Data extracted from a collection
=-=-=-=-=

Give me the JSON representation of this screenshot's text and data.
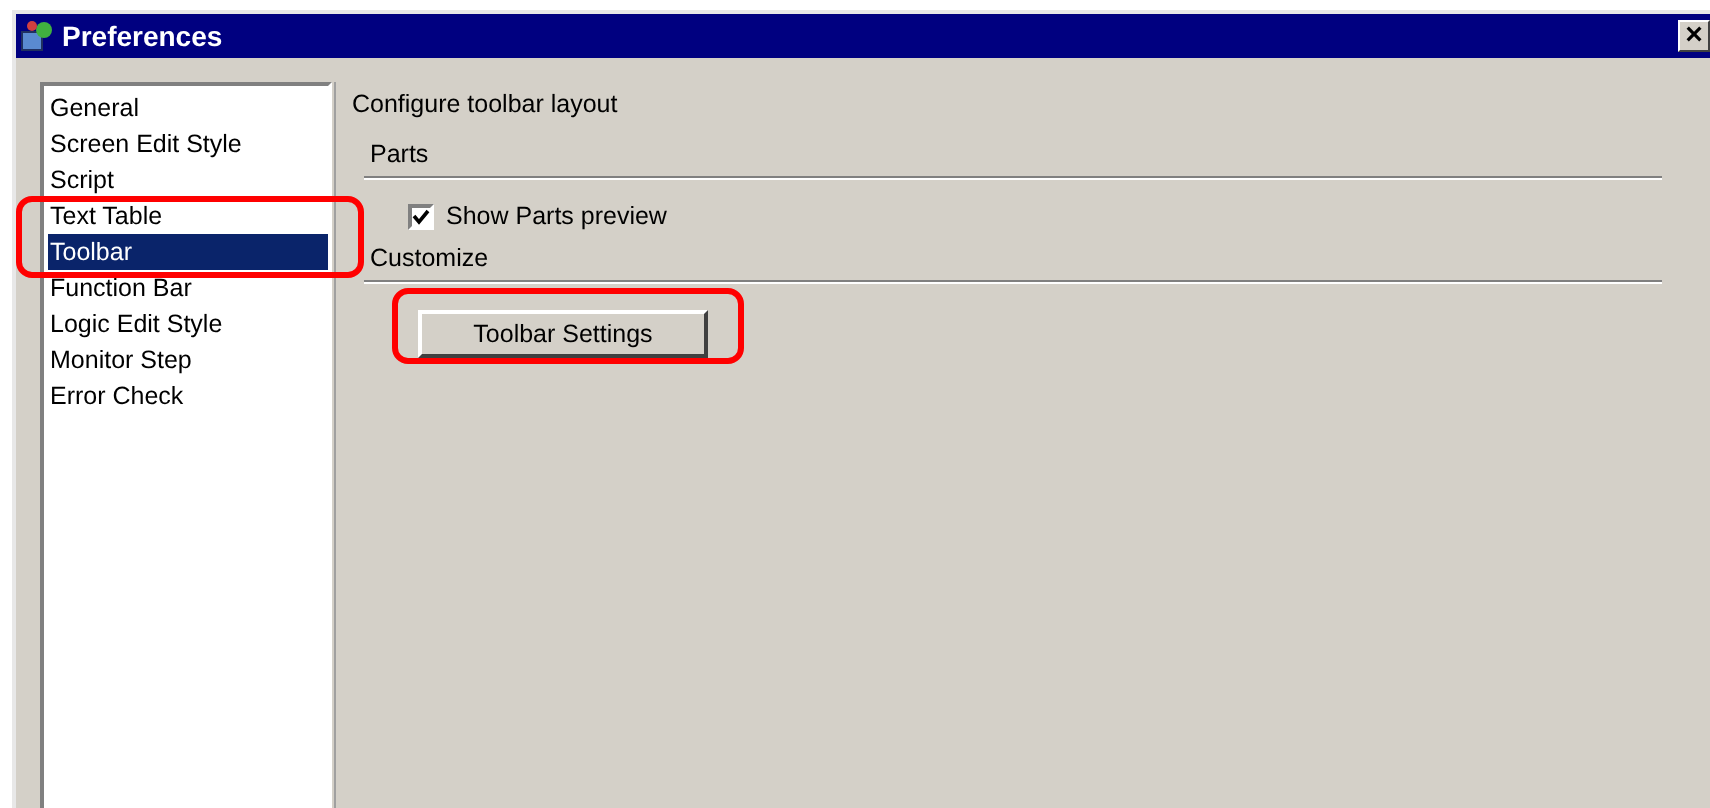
{
  "window": {
    "title": "Preferences",
    "close": "×"
  },
  "sidebar": {
    "items": [
      {
        "label": "General",
        "selected": false
      },
      {
        "label": "Screen Edit Style",
        "selected": false
      },
      {
        "label": "Script",
        "selected": false
      },
      {
        "label": "Text Table",
        "selected": false
      },
      {
        "label": "Toolbar",
        "selected": true,
        "highlighted": true
      },
      {
        "label": "Function Bar",
        "selected": false
      },
      {
        "label": "Logic Edit Style",
        "selected": false
      },
      {
        "label": "Monitor Step",
        "selected": false
      },
      {
        "label": "Error Check",
        "selected": false
      }
    ]
  },
  "panel": {
    "heading": "Configure toolbar layout",
    "groups": [
      {
        "title": "Parts",
        "controls": [
          {
            "kind": "checkbox",
            "label": "Show Parts preview",
            "checked": true
          }
        ]
      },
      {
        "title": "Customize",
        "controls": [
          {
            "kind": "button",
            "label": "Toolbar Settings",
            "highlighted": true
          }
        ]
      }
    ]
  }
}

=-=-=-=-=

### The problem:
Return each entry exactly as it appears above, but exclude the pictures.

### Reply:
Give me the JSON representation of this screenshot's text and data.
{
  "window": {
    "title": "Preferences",
    "close": "×"
  },
  "sidebar": {
    "items": [
      {
        "label": "General",
        "selected": false
      },
      {
        "label": "Screen Edit Style",
        "selected": false
      },
      {
        "label": "Script",
        "selected": false
      },
      {
        "label": "Text Table",
        "selected": false
      },
      {
        "label": "Toolbar",
        "selected": true,
        "highlighted": true
      },
      {
        "label": "Function Bar",
        "selected": false
      },
      {
        "label": "Logic Edit Style",
        "selected": false
      },
      {
        "label": "Monitor Step",
        "selected": false
      },
      {
        "label": "Error Check",
        "selected": false
      }
    ]
  },
  "panel": {
    "heading": "Configure toolbar layout",
    "groups": [
      {
        "title": "Parts",
        "controls": [
          {
            "kind": "checkbox",
            "label": "Show Parts preview",
            "checked": true
          }
        ]
      },
      {
        "title": "Customize",
        "controls": [
          {
            "kind": "button",
            "label": "Toolbar Settings",
            "highlighted": true
          }
        ]
      }
    ]
  }
}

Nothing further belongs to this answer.